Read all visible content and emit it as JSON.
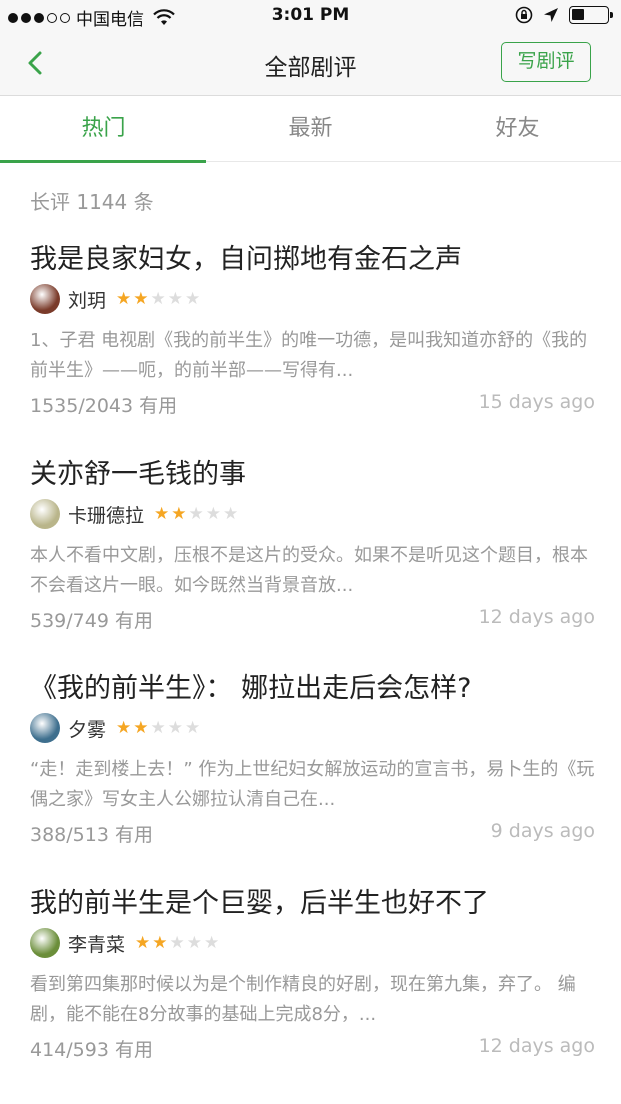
{
  "status_bar": {
    "carrier": "中国电信",
    "time": "3:01 PM",
    "battery_level": 0.35
  },
  "nav": {
    "title": "全部剧评",
    "write_label": "写剧评",
    "back_icon": "chevron-left-icon"
  },
  "tabs": [
    {
      "label": "热门"
    },
    {
      "label": "最新"
    },
    {
      "label": "好友"
    }
  ],
  "review_count": "长评 1144 条",
  "reviews": [
    {
      "title": "我是良家妇女，自问掷地有金石之声",
      "author": "刘玥",
      "rating": 2,
      "snippet": "1、子君 电视剧《我的前半生》的唯一功德，是叫我知道亦舒的《我的前半生》——呃，的前半部——写得有...",
      "useful": "1535/2043 有用",
      "time": "15 days ago",
      "avatar_color": "#7a3b2a"
    },
    {
      "title": "关亦舒一毛钱的事",
      "author": "卡珊德拉",
      "rating": 2,
      "snippet": "本人不看中文剧，压根不是这片的受众。如果不是听见这个题目，根本不会看这片一眼。如今既然当背景音放...",
      "useful": "539/749 有用",
      "time": "12 days ago",
      "avatar_color": "#b9b58a"
    },
    {
      "title": "《我的前半生》： 娜拉出走后会怎样?",
      "author": "夕雾",
      "rating": 2,
      "snippet": "“走！走到楼上去！” 作为上世纪妇女解放运动的宣言书，易卜生的《玩偶之家》写女主人公娜拉认清自己在...",
      "useful": "388/513 有用",
      "time": "9 days ago",
      "avatar_color": "#3e6f8e"
    },
    {
      "title": "我的前半生是个巨婴，后半生也好不了",
      "author": "李青菜",
      "rating": 2,
      "snippet": "看到第四集那时候以为是个制作精良的好剧，现在第九集，弃了。 编剧，能不能在8分故事的基础上完成8分，...",
      "useful": "414/593 有用",
      "time": "12 days ago",
      "avatar_color": "#6b8e3a"
    }
  ]
}
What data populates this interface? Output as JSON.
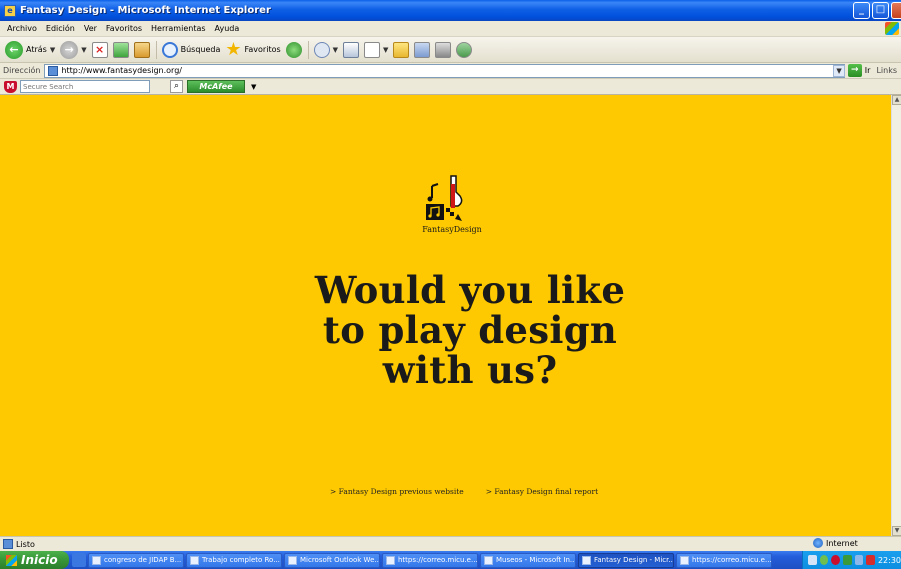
{
  "window": {
    "title": "Fantasy Design - Microsoft Internet Explorer",
    "controls": [
      "_",
      "□",
      "×"
    ]
  },
  "menu": [
    "Archivo",
    "Edición",
    "Ver",
    "Favoritos",
    "Herramientas",
    "Ayuda"
  ],
  "toolbar": {
    "back_label": "Atrás",
    "search_label": "Búsqueda",
    "favorites_label": "Favoritos"
  },
  "address": {
    "label": "Dirección",
    "url": "http://www.fantasydesign.org/",
    "go_label": "Ir",
    "links_label": "Links"
  },
  "search_bar": {
    "placeholder": "Secure Search",
    "brand": "McAfee"
  },
  "page": {
    "logo_text": "FantasyDesign",
    "headline_lines": [
      "Would you like",
      "to play design",
      "with us?"
    ],
    "links": [
      "> Fantasy Design previous website",
      "> Fantasy Design final report"
    ],
    "background": "#fec900"
  },
  "status": {
    "text": "Listo",
    "zone": "Internet"
  },
  "taskbar": {
    "start_label": "Inicio",
    "tasks": [
      "congreso de JIDAP B...",
      "Trabajo completo Ro...",
      "Microsoft Outlook We...",
      "https://correo.micu.e...",
      "Museos - Microsoft In...",
      "Fantasy Design - Micr...",
      "https://correo.micu.e..."
    ],
    "active_task_index": 5,
    "clock": "22:30"
  }
}
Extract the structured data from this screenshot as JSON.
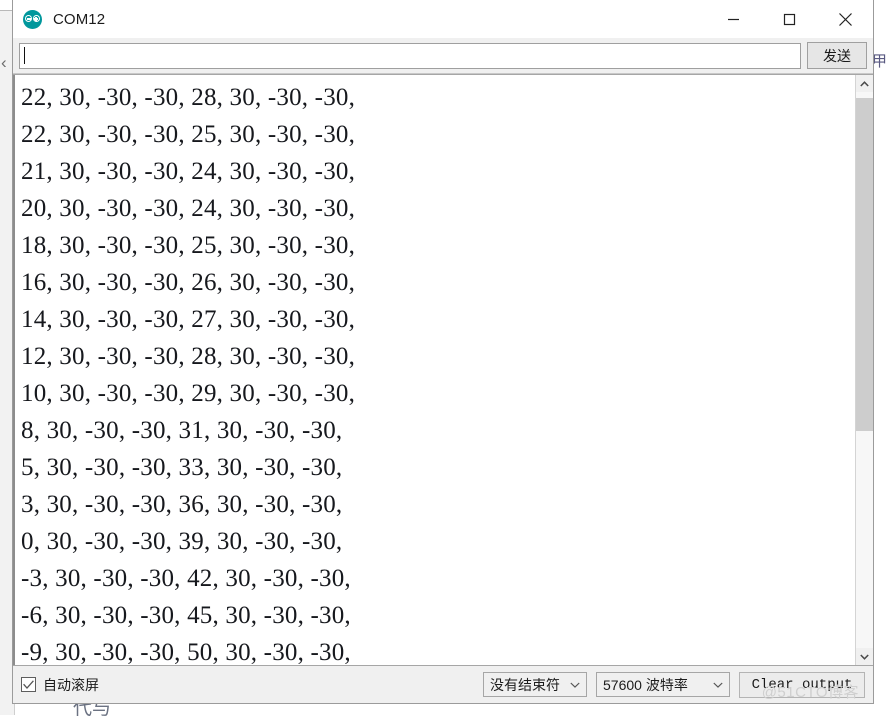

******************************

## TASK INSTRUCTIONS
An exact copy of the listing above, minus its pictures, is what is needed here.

## THE ANSWER
Read all visible content and emit it as JSON.
{
  "status_bar": {
    "carrier": "中国电信",
    "time": "3:01 PM",
    "battery_level": 0.35
  },
  "nav": {
    "title": "全部剧评",
    "write_label": "写剧评",
    "back_icon": "chevron-left-icon"
  },
  "tabs": [
    {
      "label": "热门"
    },
    {
      "label": "最新"
    },
    {
      "label": "好友"
    }
  ],
  "review_count": "长评 1144 条",
  "reviews": [
    {
      "title": "我是良家妇女，自问掷地有金石之声",
      "author": "刘玥",
      "rating": 2,
      "snippet": "1、子君 电视剧《我的前半生》的唯一功德，是叫我知道亦舒的《我的前半生》——呃，的前半部——写得有...",
      "useful": "1535/2043 有用",
      "time": "15 days ago",
      "avatar_color": "#7a3b2a"
    },
    {
      "title": "关亦舒一毛钱的事",
      "author": "卡珊德拉",
      "rating": 2,
      "snippet": "本人不看中文剧，压根不是这片的受众。如果不是听见这个题目，根本不会看这片一眼。如今既然当背景音放...",
      "useful": "539/749 有用",
      "time": "12 days ago",
      "avatar_color": "#b9b58a"
    },
    {
      "title": "《我的前半生》： 娜拉出走后会怎样?",
      "author": "夕雾",
      "rating": 2,
      "snippet": "“走！走到楼上去！” 作为上世纪妇女解放运动的宣言书，易卜生的《玩偶之家》写女主人公娜拉认清自己在...",
      "useful": "388/513 有用",
      "time": "9 days ago",
      "avatar_color": "#3e6f8e"
    },
    {
      "title": "我的前半生是个巨婴，后半生也好不了",
      "author": "李青菜",
      "rating": 2,
      "snippet": "看到第四集那时候以为是个制作精良的好剧，现在第九集，弃了。 编剧，能不能在8分故事的基础上完成8分，...",
      "useful": "414/593 有用",
      "time": "12 days ago",
      "avatar_color": "#6b8e3a"
    }
  ]
}
What data populates this interface? Output as JSON.
{
  "window": {
    "title": "Fantasy Design - Microsoft Internet Explorer",
    "controls": [
      "_",
      "□",
      "×"
    ]
  },
  "menu": [
    "Archivo",
    "Edición",
    "Ver",
    "Favoritos",
    "Herramientas",
    "Ayuda"
  ],
  "toolbar": {
    "back_label": "Atrás",
    "search_label": "Búsqueda",
    "favorites_label": "Favoritos"
  },
  "address": {
    "label": "Dirección",
    "url": "http://www.fantasydesign.org/",
    "go_label": "Ir",
    "links_label": "Links"
  },
  "search_bar": {
    "placeholder": "Secure Search",
    "brand": "McAfee"
  },
  "page": {
    "logo_text": "FantasyDesign",
    "headline_lines": [
      "Would you like",
      "to play design",
      "with us?"
    ],
    "links": [
      "> Fantasy Design previous website",
      "> Fantasy Design final report"
    ],
    "background": "#fec900"
  },
  "status": {
    "text": "Listo",
    "zone": "Internet"
  },
  "taskbar": {
    "start_label": "Inicio",
    "tasks": [
      "congreso de JIDAP B...",
      "Trabajo completo Ro...",
      "Microsoft Outlook We...",
      "https://correo.micu.e...",
      "Museos - Microsoft In...",
      "Fantasy Design - Micr...",
      "https://correo.micu.e..."
    ],
    "active_task_index": 5,
    "clock": "22:30"
  }
}
Extract the structured data from this screenshot as JSON.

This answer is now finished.